## About this task
Below are the records. List every line holding the word "Video".

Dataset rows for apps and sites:
== Segment start ==

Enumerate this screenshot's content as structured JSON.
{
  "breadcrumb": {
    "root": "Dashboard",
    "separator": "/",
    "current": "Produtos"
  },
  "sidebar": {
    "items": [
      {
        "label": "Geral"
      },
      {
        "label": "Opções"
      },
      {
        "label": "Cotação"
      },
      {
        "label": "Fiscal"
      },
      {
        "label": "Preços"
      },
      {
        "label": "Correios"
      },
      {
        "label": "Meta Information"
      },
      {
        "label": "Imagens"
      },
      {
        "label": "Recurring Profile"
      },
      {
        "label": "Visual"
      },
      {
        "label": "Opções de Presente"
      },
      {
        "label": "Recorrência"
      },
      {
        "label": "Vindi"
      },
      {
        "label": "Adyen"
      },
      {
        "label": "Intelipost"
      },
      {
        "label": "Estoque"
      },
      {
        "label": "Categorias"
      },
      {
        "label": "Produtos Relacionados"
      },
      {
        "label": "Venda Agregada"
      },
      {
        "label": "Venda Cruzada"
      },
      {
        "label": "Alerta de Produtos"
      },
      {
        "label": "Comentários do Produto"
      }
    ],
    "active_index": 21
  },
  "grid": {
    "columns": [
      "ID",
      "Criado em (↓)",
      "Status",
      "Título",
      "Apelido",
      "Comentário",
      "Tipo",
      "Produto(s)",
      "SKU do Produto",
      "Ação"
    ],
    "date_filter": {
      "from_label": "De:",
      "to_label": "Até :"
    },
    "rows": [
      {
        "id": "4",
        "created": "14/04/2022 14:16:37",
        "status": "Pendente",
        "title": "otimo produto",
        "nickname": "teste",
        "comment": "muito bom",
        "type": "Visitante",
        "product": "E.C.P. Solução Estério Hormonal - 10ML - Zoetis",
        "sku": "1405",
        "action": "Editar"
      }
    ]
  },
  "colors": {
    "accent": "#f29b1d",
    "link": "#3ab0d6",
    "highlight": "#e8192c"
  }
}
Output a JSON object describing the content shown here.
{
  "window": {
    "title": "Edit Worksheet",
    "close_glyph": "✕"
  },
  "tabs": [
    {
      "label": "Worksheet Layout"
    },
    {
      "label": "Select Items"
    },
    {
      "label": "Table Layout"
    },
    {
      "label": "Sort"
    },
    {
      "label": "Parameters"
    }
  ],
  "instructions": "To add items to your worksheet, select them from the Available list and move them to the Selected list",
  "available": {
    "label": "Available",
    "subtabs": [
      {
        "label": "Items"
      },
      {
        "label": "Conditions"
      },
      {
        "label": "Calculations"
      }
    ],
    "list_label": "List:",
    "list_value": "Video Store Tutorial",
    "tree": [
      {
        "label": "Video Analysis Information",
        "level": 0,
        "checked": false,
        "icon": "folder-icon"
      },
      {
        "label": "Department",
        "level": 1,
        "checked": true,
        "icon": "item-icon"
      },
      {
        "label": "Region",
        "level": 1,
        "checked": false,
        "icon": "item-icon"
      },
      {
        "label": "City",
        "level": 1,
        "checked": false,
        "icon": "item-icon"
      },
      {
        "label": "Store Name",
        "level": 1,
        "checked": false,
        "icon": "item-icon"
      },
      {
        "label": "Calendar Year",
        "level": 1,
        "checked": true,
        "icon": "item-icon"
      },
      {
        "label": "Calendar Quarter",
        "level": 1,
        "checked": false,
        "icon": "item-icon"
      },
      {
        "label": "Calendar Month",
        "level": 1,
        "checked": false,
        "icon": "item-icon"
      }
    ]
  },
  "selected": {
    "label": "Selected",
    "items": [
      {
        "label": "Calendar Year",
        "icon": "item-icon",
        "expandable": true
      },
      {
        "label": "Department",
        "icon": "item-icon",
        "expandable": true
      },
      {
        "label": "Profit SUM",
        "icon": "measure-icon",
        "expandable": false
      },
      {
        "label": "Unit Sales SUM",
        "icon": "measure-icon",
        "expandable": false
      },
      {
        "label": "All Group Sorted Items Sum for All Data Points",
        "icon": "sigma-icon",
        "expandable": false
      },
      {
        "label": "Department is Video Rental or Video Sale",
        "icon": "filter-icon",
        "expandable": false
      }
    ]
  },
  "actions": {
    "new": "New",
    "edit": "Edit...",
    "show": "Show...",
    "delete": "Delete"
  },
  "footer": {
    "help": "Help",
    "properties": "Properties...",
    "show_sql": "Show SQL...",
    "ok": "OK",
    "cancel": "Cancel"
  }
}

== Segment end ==

## Task output
    "list_value": "Video Store Tutorial",
        "label": "Video Analysis Information",
        "label": "Department is Video Rental or Video Sale",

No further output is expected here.